Tokyo: Donald Trump on Monday became the first foreign leader to meet Japan's newly-enthroned Emperor, Naruhito - an honour Prime Minister Shinzo Abe hopes will help charm the US president when it comes to thorny trade talks.
After Trump and Naruhito greeted each other in the Tokyo palace, they stood outside on a red carpet for the two countries' national anthems, the flags of the close allies fluttering in the breeze under clear skies.
While a military band played, Trump, in a dark suit and red tie, reviewed the Japanese honour guard and greeted dozens of Japanese and visiting US officials, including top White House trade negotiator Robert Lighthizer and hawkish national security advisor John Bolton.
Naruhito, wearing a light blue tie, and his wife, Empress Masako, who was in a white hat and jacket, accompanied Trump and his wife, Melania, who wore a summery white dress and tall red high heels.
Walking together through the palace, notable for its elegant, restrained decor, the two couples then sat down for a further chat where official translators found themselves with little to do - Naruhito having gone to Oxford and Masako graduating from Harvard.
About 50 minutes later, Trump and the First Lady returned to the "Beast" limousine and the US president departed for his next meeting: a summit and lunch with his avowed friend Abe.
In the evening, Trump and Melania will be back at the palace for a banquet.
That will mark the lavish high point in a Japan visit laden with feel-good moments aimed at celebrating US-Japanese ties at a time of growing regional uncertainty due to US trade policies, a rising China and nuclear-armed North Korea.
Dining with Abe and their wives at a typical Tokyo grill restaurant on Sunday, Trump said he was having "a great time" and looking forward to meeting Naruhito, who took the Chrysanthemum Throne only three weeks ago, after his father stepped down in the first abdication in two centuries.
Trump called the occasion "a great honour".
Earlier, the two leaders had played golf, stopping for a grinning selfie. Trump also took a star turn at a prestigious sumo tournament when he presented a gigantic trophy, brought from the United States, to the champion.
Abe is hoping these good vibes will spread into serious talks on US-Japanese trade and military ties.
And he may be getting results.

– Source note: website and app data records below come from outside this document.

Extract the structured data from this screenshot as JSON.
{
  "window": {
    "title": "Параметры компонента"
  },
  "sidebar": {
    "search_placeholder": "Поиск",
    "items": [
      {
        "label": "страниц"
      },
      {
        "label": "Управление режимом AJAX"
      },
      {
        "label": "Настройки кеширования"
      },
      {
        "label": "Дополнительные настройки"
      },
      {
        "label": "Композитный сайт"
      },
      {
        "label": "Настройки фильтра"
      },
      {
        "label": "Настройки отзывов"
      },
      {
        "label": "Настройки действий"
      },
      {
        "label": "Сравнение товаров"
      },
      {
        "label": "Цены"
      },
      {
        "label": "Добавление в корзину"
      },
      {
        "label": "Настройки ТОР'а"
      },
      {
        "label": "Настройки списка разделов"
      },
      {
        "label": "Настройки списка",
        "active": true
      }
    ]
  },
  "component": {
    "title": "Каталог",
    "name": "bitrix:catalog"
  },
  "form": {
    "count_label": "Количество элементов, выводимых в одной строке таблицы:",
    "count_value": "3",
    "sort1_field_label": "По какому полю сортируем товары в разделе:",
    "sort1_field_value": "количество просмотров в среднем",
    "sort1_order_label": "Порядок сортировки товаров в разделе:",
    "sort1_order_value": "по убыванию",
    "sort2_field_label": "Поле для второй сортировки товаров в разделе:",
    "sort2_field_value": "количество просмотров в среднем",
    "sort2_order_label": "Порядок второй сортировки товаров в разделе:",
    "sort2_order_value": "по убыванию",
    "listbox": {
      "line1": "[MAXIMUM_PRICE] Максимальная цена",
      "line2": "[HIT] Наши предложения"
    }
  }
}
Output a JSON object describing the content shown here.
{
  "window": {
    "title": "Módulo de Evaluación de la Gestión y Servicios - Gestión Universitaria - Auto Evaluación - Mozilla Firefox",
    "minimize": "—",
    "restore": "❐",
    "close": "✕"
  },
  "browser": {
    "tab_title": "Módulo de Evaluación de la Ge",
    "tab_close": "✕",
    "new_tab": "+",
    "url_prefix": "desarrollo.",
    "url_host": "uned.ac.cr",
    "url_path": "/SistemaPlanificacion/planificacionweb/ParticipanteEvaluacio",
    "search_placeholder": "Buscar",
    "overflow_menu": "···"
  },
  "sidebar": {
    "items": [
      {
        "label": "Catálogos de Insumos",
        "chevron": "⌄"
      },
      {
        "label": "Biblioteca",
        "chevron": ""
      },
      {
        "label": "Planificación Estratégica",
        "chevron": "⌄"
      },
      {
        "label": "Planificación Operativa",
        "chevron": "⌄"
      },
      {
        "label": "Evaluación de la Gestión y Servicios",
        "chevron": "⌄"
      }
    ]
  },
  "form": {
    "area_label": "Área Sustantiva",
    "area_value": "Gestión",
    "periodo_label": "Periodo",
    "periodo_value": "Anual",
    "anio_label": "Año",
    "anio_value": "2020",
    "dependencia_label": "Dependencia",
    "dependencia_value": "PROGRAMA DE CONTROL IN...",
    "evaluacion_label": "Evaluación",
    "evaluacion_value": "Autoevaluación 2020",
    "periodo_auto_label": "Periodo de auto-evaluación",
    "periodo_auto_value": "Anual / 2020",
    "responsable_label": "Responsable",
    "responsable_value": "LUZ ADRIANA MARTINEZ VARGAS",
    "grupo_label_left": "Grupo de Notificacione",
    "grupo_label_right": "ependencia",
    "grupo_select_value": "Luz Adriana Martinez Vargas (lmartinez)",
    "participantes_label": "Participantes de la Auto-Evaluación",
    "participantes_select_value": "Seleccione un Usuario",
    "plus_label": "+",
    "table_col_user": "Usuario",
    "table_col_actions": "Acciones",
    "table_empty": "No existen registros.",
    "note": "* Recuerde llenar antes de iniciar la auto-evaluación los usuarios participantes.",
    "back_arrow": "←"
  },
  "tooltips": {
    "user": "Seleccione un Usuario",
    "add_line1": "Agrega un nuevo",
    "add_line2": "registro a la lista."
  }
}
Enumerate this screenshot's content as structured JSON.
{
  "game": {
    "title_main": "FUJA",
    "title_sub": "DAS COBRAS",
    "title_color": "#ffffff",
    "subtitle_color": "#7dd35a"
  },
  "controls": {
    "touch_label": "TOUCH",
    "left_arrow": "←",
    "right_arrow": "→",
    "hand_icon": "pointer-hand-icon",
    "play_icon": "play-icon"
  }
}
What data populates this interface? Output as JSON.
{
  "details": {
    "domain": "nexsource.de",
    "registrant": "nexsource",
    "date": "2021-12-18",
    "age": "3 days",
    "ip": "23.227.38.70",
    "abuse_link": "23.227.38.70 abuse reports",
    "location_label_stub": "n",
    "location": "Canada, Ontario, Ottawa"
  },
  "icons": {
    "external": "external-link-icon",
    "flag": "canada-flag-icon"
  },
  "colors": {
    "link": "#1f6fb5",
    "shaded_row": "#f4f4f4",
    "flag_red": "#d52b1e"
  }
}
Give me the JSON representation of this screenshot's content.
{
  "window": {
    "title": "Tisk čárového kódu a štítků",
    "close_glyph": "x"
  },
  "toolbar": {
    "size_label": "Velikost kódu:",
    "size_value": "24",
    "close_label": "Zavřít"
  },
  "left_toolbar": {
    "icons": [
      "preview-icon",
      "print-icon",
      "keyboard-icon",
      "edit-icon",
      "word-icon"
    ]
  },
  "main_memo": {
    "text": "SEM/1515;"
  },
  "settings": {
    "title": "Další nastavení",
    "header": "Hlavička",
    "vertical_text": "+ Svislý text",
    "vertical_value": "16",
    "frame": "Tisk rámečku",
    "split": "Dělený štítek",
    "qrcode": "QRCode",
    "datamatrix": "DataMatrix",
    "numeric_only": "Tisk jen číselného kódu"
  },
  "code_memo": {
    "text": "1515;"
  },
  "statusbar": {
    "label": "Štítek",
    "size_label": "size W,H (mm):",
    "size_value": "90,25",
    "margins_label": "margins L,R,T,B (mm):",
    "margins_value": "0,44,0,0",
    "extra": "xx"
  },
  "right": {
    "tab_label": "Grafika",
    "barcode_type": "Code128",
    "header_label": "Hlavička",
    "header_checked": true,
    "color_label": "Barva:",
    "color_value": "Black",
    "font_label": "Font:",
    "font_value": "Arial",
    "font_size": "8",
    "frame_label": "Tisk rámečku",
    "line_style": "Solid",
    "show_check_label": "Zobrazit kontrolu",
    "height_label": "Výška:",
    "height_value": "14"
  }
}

Within an hour of touching down in Tokyo on Saturday, Trump railed against what he sees as a trade imbalance between the world's top and third-largest economies and vowed to make the relationship "a little bit more fair".
On Sunday, however, Trump already struck a softer note, saying that "much" of that deal would wait until Abe faces upper house elections likely in July - as rumours swirl that the popular prime minister will combine that vote with a snap general election.
With his trade war against China getting bogged down, Trump won't want another dispute to rock the boat for his closest Asian ally.
Top Japanese and American trade negotiators spent more than two hours locked in talks on Saturday night but failed to achieve a breakthrough, although the Japanese side said there was more "understanding" between the two sides.
On North Korea, Trump appeared to undercut his own national security advisor, Bolton, by downplaying two recent short-range missile tests by the totalitarian country's all-powerful leader Kim Jong Un which raised tensions in the region.
"North Korea fired off some small weapons, which disturbed some of my people, and others, but not me," Trump tweeted.
"I have confidence that Chairman Kim will keep his promise to me."
Before Trump landed in Tokyo, Bolton had told reporters there was "no doubt" that the launches contravened UN Security Council resolutions, the first time a senior US administration official has said this.
The issue is bound to come up as the leaders meet families of people abducted by North Korea during the Cold War era to train Pyongyang's spies, an emotive issue in Japan that Abe has pressed Trump to raise in talks with Kim.
The nationalist Abe himself has frequently offered to meet Kim to solve the "abductee problem", as it is known in Japan.
On Tuesday, Trump is expected to address troops at a US base in Japan, highlighting the military alliance between the two.
His visit there will underline another big US priority - arms sales to Japan, which is considering revamping its air force with advanced US F-35 warplanes.
Japan to buy 105 F-35 US stealth warplanes: Trump
Japan plans to buy 105 US-made stealth warplanes, US President Donald Trump said on Monday, giving it the largest F35 fleet of any US ally, according to the American leader.
Trump, in Tokyo for a state visit, said Japan "has just announced its intent to purchase 105 brand new F35 stealth aircraft... This purchase would give Japan the largest F35 fleet of any US ally."